[Data entries]
* * *

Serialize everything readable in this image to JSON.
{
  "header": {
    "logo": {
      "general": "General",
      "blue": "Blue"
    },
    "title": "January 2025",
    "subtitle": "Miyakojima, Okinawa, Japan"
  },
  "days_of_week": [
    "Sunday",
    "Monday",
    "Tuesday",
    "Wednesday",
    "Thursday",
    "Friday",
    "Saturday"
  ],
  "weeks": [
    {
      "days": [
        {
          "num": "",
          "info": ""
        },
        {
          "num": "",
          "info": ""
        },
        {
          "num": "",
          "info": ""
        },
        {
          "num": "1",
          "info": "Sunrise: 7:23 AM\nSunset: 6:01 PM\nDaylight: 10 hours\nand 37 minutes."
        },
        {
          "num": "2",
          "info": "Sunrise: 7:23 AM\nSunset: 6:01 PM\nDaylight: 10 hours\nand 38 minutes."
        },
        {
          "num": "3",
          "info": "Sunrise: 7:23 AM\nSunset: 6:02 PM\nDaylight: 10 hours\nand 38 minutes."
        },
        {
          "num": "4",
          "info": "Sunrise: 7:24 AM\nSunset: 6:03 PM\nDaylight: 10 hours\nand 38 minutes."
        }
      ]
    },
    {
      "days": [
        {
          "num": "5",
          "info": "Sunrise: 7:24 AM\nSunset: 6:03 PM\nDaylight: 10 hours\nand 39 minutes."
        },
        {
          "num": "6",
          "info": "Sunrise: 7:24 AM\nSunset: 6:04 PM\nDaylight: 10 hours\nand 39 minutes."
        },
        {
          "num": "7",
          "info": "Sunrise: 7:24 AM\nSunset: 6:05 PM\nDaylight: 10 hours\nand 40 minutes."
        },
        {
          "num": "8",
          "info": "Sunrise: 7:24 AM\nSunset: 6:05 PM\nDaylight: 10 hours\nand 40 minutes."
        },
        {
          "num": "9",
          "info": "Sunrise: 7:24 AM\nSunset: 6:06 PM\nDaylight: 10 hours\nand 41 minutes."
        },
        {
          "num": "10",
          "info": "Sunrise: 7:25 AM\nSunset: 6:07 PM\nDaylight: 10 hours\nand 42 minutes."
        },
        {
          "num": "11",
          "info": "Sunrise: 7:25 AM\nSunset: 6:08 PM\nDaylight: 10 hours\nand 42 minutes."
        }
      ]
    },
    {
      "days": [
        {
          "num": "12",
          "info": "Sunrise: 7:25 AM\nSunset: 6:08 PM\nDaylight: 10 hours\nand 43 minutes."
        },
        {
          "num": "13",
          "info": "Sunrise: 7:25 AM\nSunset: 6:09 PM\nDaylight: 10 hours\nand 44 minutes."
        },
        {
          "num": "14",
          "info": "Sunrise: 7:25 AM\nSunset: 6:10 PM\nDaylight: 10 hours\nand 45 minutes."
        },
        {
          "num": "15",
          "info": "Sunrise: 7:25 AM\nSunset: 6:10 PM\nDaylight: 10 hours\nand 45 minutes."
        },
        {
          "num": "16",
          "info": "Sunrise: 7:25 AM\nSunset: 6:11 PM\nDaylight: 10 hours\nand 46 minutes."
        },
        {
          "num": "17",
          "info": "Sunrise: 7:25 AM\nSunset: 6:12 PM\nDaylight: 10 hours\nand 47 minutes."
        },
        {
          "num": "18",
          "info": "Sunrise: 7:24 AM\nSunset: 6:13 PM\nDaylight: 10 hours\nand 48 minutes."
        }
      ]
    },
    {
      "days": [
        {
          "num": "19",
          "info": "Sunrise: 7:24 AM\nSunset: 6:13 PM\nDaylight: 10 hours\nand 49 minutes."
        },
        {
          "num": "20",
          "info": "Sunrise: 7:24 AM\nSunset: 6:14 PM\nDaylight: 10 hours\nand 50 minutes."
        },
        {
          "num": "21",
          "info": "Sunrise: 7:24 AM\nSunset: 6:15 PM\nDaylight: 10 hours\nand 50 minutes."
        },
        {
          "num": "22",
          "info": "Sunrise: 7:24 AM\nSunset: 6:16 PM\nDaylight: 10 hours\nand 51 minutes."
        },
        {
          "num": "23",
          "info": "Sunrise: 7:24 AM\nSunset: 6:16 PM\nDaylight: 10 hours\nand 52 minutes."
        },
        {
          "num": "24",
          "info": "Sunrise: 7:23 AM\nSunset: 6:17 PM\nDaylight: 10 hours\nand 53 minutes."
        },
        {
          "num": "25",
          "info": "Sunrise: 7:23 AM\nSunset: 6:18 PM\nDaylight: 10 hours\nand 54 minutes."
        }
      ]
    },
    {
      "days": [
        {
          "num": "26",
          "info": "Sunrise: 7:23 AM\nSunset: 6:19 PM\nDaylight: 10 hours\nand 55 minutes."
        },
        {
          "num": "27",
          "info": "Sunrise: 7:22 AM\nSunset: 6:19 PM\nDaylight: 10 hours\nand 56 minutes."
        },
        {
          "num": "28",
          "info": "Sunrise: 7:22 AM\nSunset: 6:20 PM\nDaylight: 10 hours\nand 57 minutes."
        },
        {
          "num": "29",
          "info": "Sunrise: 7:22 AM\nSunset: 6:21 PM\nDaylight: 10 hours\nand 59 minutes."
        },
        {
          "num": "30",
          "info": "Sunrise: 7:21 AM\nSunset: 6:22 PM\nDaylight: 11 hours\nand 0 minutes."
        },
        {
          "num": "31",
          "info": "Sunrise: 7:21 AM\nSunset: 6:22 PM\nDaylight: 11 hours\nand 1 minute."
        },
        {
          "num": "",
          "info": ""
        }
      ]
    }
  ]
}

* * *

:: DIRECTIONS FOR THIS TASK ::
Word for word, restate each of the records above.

:: WORKED SOLUTION ::
Serialize everything readable in this image to JSON.
{
  "header": {
    "logo": {
      "general": "General",
      "blue": "Blue"
    },
    "title": "January 2025",
    "subtitle": "Miyakojima, Okinawa, Japan"
  },
  "days_of_week": [
    "Sunday",
    "Monday",
    "Tuesday",
    "Wednesday",
    "Thursday",
    "Friday",
    "Saturday"
  ],
  "weeks": [
    {
      "days": [
        {
          "num": "",
          "info": ""
        },
        {
          "num": "",
          "info": ""
        },
        {
          "num": "",
          "info": ""
        },
        {
          "num": "1",
          "info": "Sunrise: 7:23 AM\nSunset: 6:01 PM\nDaylight: 10 hours\nand 37 minutes."
        },
        {
          "num": "2",
          "info": "Sunrise: 7:23 AM\nSunset: 6:01 PM\nDaylight: 10 hours\nand 38 minutes."
        },
        {
          "num": "3",
          "info": "Sunrise: 7:23 AM\nSunset: 6:02 PM\nDaylight: 10 hours\nand 38 minutes."
        },
        {
          "num": "4",
          "info": "Sunrise: 7:24 AM\nSunset: 6:03 PM\nDaylight: 10 hours\nand 38 minutes."
        }
      ]
    },
    {
      "days": [
        {
          "num": "5",
          "info": "Sunrise: 7:24 AM\nSunset: 6:03 PM\nDaylight: 10 hours\nand 39 minutes."
        },
        {
          "num": "6",
          "info": "Sunrise: 7:24 AM\nSunset: 6:04 PM\nDaylight: 10 hours\nand 39 minutes."
        },
        {
          "num": "7",
          "info": "Sunrise: 7:24 AM\nSunset: 6:05 PM\nDaylight: 10 hours\nand 40 minutes."
        },
        {
          "num": "8",
          "info": "Sunrise: 7:24 AM\nSunset: 6:05 PM\nDaylight: 10 hours\nand 40 minutes."
        },
        {
          "num": "9",
          "info": "Sunrise: 7:24 AM\nSunset: 6:06 PM\nDaylight: 10 hours\nand 41 minutes."
        },
        {
          "num": "10",
          "info": "Sunrise: 7:25 AM\nSunset: 6:07 PM\nDaylight: 10 hours\nand 42 minutes."
        },
        {
          "num": "11",
          "info": "Sunrise: 7:25 AM\nSunset: 6:08 PM\nDaylight: 10 hours\nand 42 minutes."
        }
      ]
    },
    {
      "days": [
        {
          "num": "12",
          "info": "Sunrise: 7:25 AM\nSunset: 6:08 PM\nDaylight: 10 hours\nand 43 minutes."
        },
        {
          "num": "13",
          "info": "Sunrise: 7:25 AM\nSunset: 6:09 PM\nDaylight: 10 hours\nand 44 minutes."
        },
        {
          "num": "14",
          "info": "Sunrise: 7:25 AM\nSunset: 6:10 PM\nDaylight: 10 hours\nand 45 minutes."
        },
        {
          "num": "15",
          "info": "Sunrise: 7:25 AM\nSunset: 6:10 PM\nDaylight: 10 hours\nand 45 minutes."
        },
        {
          "num": "16",
          "info": "Sunrise: 7:25 AM\nSunset: 6:11 PM\nDaylight: 10 hours\nand 46 minutes."
        },
        {
          "num": "17",
          "info": "Sunrise: 7:25 AM\nSunset: 6:12 PM\nDaylight: 10 hours\nand 47 minutes."
        },
        {
          "num": "18",
          "info": "Sunrise: 7:24 AM\nSunset: 6:13 PM\nDaylight: 10 hours\nand 48 minutes."
        }
      ]
    },
    {
      "days": [
        {
          "num": "19",
          "info": "Sunrise: 7:24 AM\nSunset: 6:13 PM\nDaylight: 10 hours\nand 49 minutes."
        },
        {
          "num": "20",
          "info": "Sunrise: 7:24 AM\nSunset: 6:14 PM\nDaylight: 10 hours\nand 50 minutes."
        },
        {
          "num": "21",
          "info": "Sunrise: 7:24 AM\nSunset: 6:15 PM\nDaylight: 10 hours\nand 50 minutes."
        },
        {
          "num": "22",
          "info": "Sunrise: 7:24 AM\nSunset: 6:16 PM\nDaylight: 10 hours\nand 51 minutes."
        },
        {
          "num": "23",
          "info": "Sunrise: 7:24 AM\nSunset: 6:16 PM\nDaylight: 10 hours\nand 52 minutes."
        },
        {
          "num": "24",
          "info": "Sunrise: 7:23 AM\nSunset: 6:17 PM\nDaylight: 10 hours\nand 53 minutes."
        },
        {
          "num": "25",
          "info": "Sunrise: 7:23 AM\nSunset: 6:18 PM\nDaylight: 10 hours\nand 54 minutes."
        }
      ]
    },
    {
      "days": [
        {
          "num": "26",
          "info": "Sunrise: 7:23 AM\nSunset: 6:19 PM\nDaylight: 10 hours\nand 55 minutes."
        },
        {
          "num": "27",
          "info": "Sunrise: 7:22 AM\nSunset: 6:19 PM\nDaylight: 10 hours\nand 56 minutes."
        },
        {
          "num": "28",
          "info": "Sunrise: 7:22 AM\nSunset: 6:20 PM\nDaylight: 10 hours\nand 57 minutes."
        },
        {
          "num": "29",
          "info": "Sunrise: 7:22 AM\nSunset: 6:21 PM\nDaylight: 10 hours\nand 59 minutes."
        },
        {
          "num": "30",
          "info": "Sunrise: 7:21 AM\nSunset: 6:22 PM\nDaylight: 11 hours\nand 0 minutes."
        },
        {
          "num": "31",
          "info": "Sunrise: 7:21 AM\nSunset: 6:22 PM\nDaylight: 11 hours\nand 1 minute."
        },
        {
          "num": "",
          "info": ""
        }
      ]
    }
  ]
}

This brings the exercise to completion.